Annual house price growth picked up this month with London outpacing the UK, but prime Central London is feeling the effects of the stamp duty reforms.
UK house prices increased by 0.5% in September, with the annual pace of house price growth picking up modestly to 3.8%, from 3.2% in August according to Nationwide.
This means that the average UK house price is now £195,585.
Despite the strong performance there is evidence of regional divergence, with London continuing to outpace the rest of the UK, while Scotland and the North West experience small price declines.
The annual rate of price growth in London is currently the highest in the country and actually accelerated to 10.6% in Q3, up from 7.3% in Q2.
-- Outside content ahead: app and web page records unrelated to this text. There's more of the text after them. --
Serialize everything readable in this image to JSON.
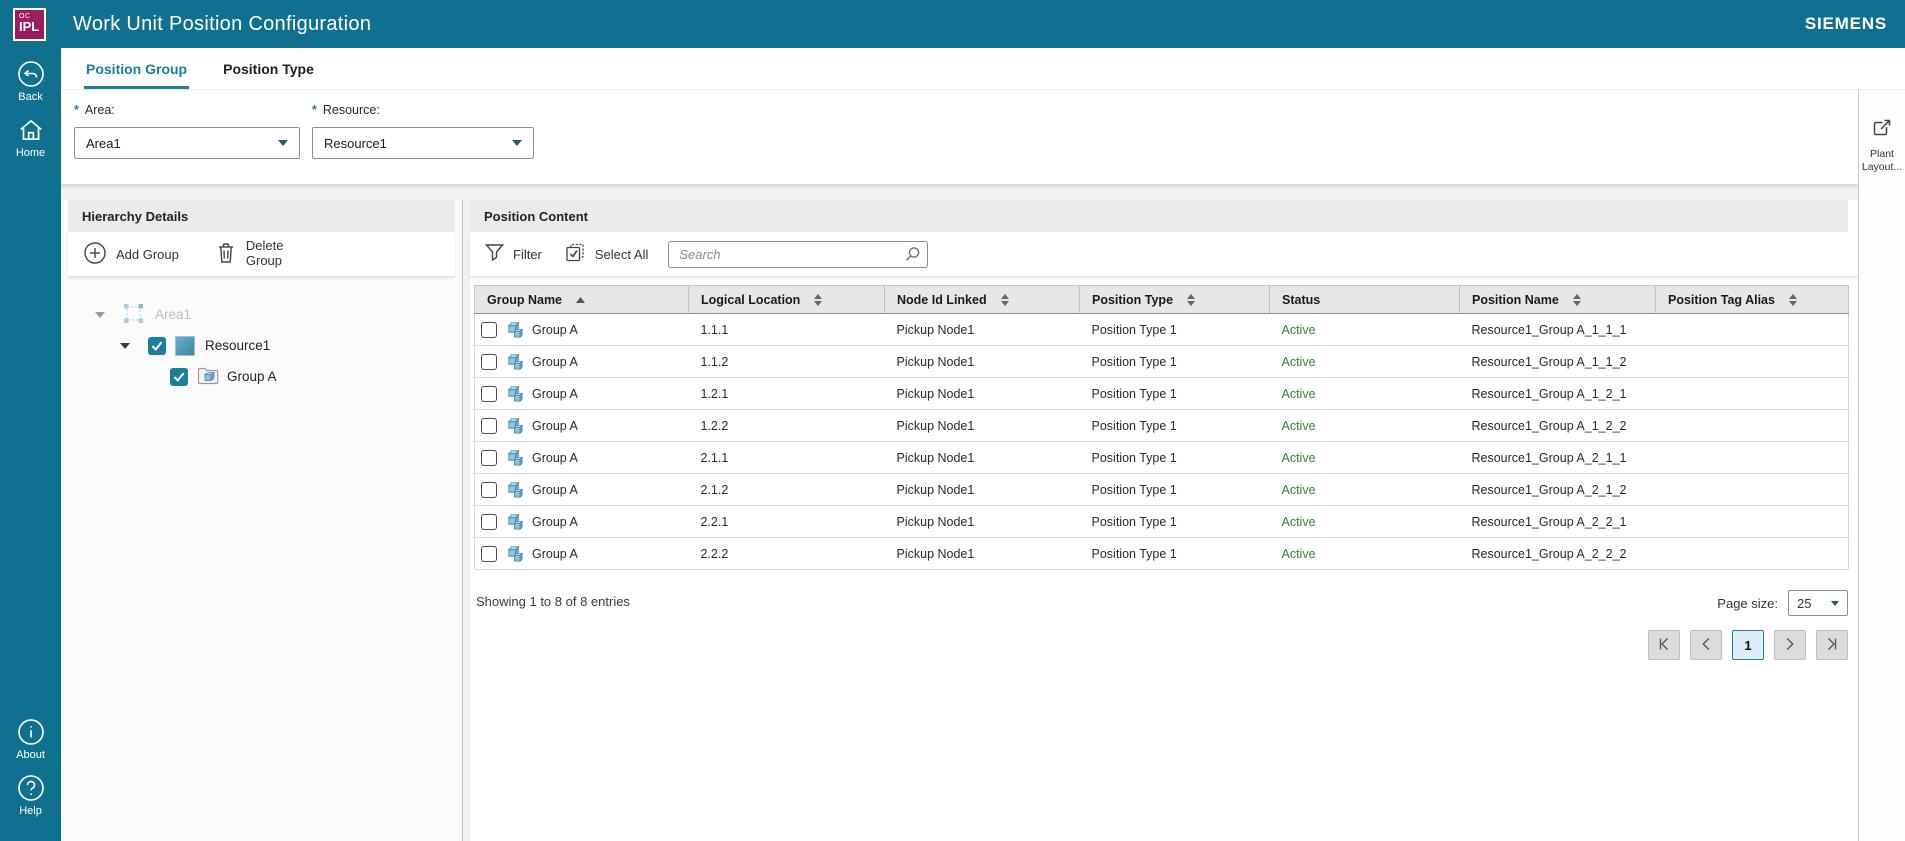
{
  "header": {
    "logo_top": "OC",
    "logo_main": "IPL",
    "title": "Work Unit Position Configuration",
    "brand": "SIEMENS"
  },
  "sidebar": {
    "back_label": "Back",
    "home_label": "Home",
    "about_label": "About",
    "help_label": "Help"
  },
  "tabs": [
    {
      "label": "Position Group",
      "active": true
    },
    {
      "label": "Position Type",
      "active": false
    }
  ],
  "filters": {
    "required_marker": "*",
    "area_label": "Area:",
    "area_value": "Area1",
    "resource_label": "Resource:",
    "resource_value": "Resource1"
  },
  "right_panel": {
    "plant_layout_label": "Plant Layout..."
  },
  "hierarchy": {
    "title": "Hierarchy Details",
    "add_group_label": "Add Group",
    "delete_group_label": "Delete Group",
    "tree": [
      {
        "label": "Area1",
        "level": 0,
        "disabled": true,
        "checked": null
      },
      {
        "label": "Resource1",
        "level": 1,
        "disabled": false,
        "checked": true
      },
      {
        "label": "Group A",
        "level": 2,
        "disabled": false,
        "checked": true
      }
    ]
  },
  "content": {
    "title": "Position Content",
    "filter_label": "Filter",
    "select_all_label": "Select All",
    "search_placeholder": "Search",
    "table": {
      "columns": [
        {
          "label": "Group Name",
          "sort": "asc"
        },
        {
          "label": "Logical Location",
          "sort": "both"
        },
        {
          "label": "Node Id Linked",
          "sort": "both"
        },
        {
          "label": "Position Type",
          "sort": "both"
        },
        {
          "label": "Status",
          "sort": "none"
        },
        {
          "label": "Position Name",
          "sort": "both"
        },
        {
          "label": "Position Tag Alias",
          "sort": "both"
        }
      ],
      "rows": [
        {
          "group_name": "Group A",
          "logical_location": "1.1.1",
          "node_id_linked": "Pickup Node1",
          "position_type": "Position Type 1",
          "status": "Active",
          "position_name": "Resource1_Group A_1_1_1",
          "position_tag_alias": ""
        },
        {
          "group_name": "Group A",
          "logical_location": "1.1.2",
          "node_id_linked": "Pickup Node1",
          "position_type": "Position Type 1",
          "status": "Active",
          "position_name": "Resource1_Group A_1_1_2",
          "position_tag_alias": ""
        },
        {
          "group_name": "Group A",
          "logical_location": "1.2.1",
          "node_id_linked": "Pickup Node1",
          "position_type": "Position Type 1",
          "status": "Active",
          "position_name": "Resource1_Group A_1_2_1",
          "position_tag_alias": ""
        },
        {
          "group_name": "Group A",
          "logical_location": "1.2.2",
          "node_id_linked": "Pickup Node1",
          "position_type": "Position Type 1",
          "status": "Active",
          "position_name": "Resource1_Group A_1_2_2",
          "position_tag_alias": ""
        },
        {
          "group_name": "Group A",
          "logical_location": "2.1.1",
          "node_id_linked": "Pickup Node1",
          "position_type": "Position Type 1",
          "status": "Active",
          "position_name": "Resource1_Group A_2_1_1",
          "position_tag_alias": ""
        },
        {
          "group_name": "Group A",
          "logical_location": "2.1.2",
          "node_id_linked": "Pickup Node1",
          "position_type": "Position Type 1",
          "status": "Active",
          "position_name": "Resource1_Group A_2_1_2",
          "position_tag_alias": ""
        },
        {
          "group_name": "Group A",
          "logical_location": "2.2.1",
          "node_id_linked": "Pickup Node1",
          "position_type": "Position Type 1",
          "status": "Active",
          "position_name": "Resource1_Group A_2_2_1",
          "position_tag_alias": ""
        },
        {
          "group_name": "Group A",
          "logical_location": "2.2.2",
          "node_id_linked": "Pickup Node1",
          "position_type": "Position Type 1",
          "status": "Active",
          "position_name": "Resource1_Group A_2_2_2",
          "position_tag_alias": ""
        }
      ]
    },
    "footer": {
      "showing_text": "Showing 1 to 8 of 8 entries",
      "page_size_label": "Page size:",
      "page_size_value": "25",
      "current_page": "1"
    }
  },
  "colors": {
    "header_teal": "#0f7090",
    "accent_teal": "#1b7e9e",
    "logo_magenta": "#9b1c5f",
    "status_green": "#2e8b2e"
  }
}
This means that the average London house price, by Nationwide’s estimates, is now £443,399 – more than double the UK average and more than three and a half times the price of the typical property in the cheapest UK region; the North of England.
Commenting on the figures, Robert Gardner, Nationwide’s chief economist, said: “The capital has continued to see price growth at or above the rate in the UK overall over the past four quarters.”
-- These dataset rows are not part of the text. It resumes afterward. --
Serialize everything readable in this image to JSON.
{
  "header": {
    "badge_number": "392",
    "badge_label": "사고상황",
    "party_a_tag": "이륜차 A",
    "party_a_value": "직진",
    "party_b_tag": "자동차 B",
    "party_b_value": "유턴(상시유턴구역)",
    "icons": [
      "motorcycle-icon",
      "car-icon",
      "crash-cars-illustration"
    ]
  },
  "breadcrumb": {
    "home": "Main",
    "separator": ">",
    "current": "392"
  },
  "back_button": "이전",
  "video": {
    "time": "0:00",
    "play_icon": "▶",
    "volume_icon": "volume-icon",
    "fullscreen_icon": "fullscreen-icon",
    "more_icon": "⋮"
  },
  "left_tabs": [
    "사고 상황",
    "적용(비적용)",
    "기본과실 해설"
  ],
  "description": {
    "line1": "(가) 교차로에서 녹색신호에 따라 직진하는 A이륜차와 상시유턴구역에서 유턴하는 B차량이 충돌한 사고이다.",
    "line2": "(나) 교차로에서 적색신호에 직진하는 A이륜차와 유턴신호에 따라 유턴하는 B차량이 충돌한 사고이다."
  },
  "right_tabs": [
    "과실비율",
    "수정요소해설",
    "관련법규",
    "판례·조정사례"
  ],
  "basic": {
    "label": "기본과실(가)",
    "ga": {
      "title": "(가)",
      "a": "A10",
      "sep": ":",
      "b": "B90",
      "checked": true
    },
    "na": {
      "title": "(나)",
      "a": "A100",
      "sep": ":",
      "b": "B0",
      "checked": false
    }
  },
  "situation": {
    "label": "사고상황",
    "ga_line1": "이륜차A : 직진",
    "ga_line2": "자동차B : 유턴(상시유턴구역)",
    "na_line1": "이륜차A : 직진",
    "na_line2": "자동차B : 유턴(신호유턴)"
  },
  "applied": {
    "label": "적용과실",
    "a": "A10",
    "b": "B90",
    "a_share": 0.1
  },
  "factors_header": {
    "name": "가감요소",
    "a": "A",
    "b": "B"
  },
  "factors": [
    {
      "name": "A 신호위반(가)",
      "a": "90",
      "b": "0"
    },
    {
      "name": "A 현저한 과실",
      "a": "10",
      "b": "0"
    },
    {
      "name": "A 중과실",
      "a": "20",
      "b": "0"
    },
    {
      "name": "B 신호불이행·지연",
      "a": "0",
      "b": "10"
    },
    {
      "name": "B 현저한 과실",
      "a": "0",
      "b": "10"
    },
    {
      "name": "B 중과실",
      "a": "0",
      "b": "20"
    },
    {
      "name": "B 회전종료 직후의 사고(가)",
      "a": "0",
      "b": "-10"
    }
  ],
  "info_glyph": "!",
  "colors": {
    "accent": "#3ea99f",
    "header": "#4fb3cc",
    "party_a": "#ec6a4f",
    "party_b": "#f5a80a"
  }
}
However, a separate release from upmarket estate agents Savills shows that the stamp duty reforms are taking effect in London’s most expensive boroughs.
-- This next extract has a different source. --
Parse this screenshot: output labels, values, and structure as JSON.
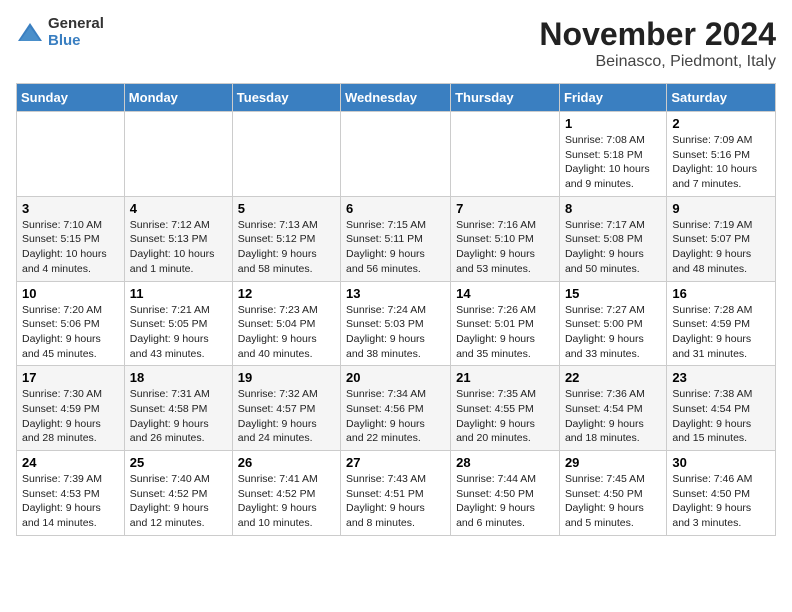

According to Savills, prime Central London property prices are 4.6% lower year on year.
George Osborne’s stamp duty reforms in December last year means that some buyers of high-end property have seen their effective stamp duty rates rise from 7% of the property’s price to over 11%.
These reforms mean that the buyer of a property in Kensington and Chelsea – London’s most expensive borough – will on average now pay an extra £18,735 in stamp duty, according to Right Move data.
Commenting on the findings, Lucian Cook of Savills said: “Many buyers are expecting a discount on last year’s prices at least equivalent to the additional tax.
“By contrast, stamp duty changes have benefited properties in lower [price] tiers of the prime market, which have performed more strongly.”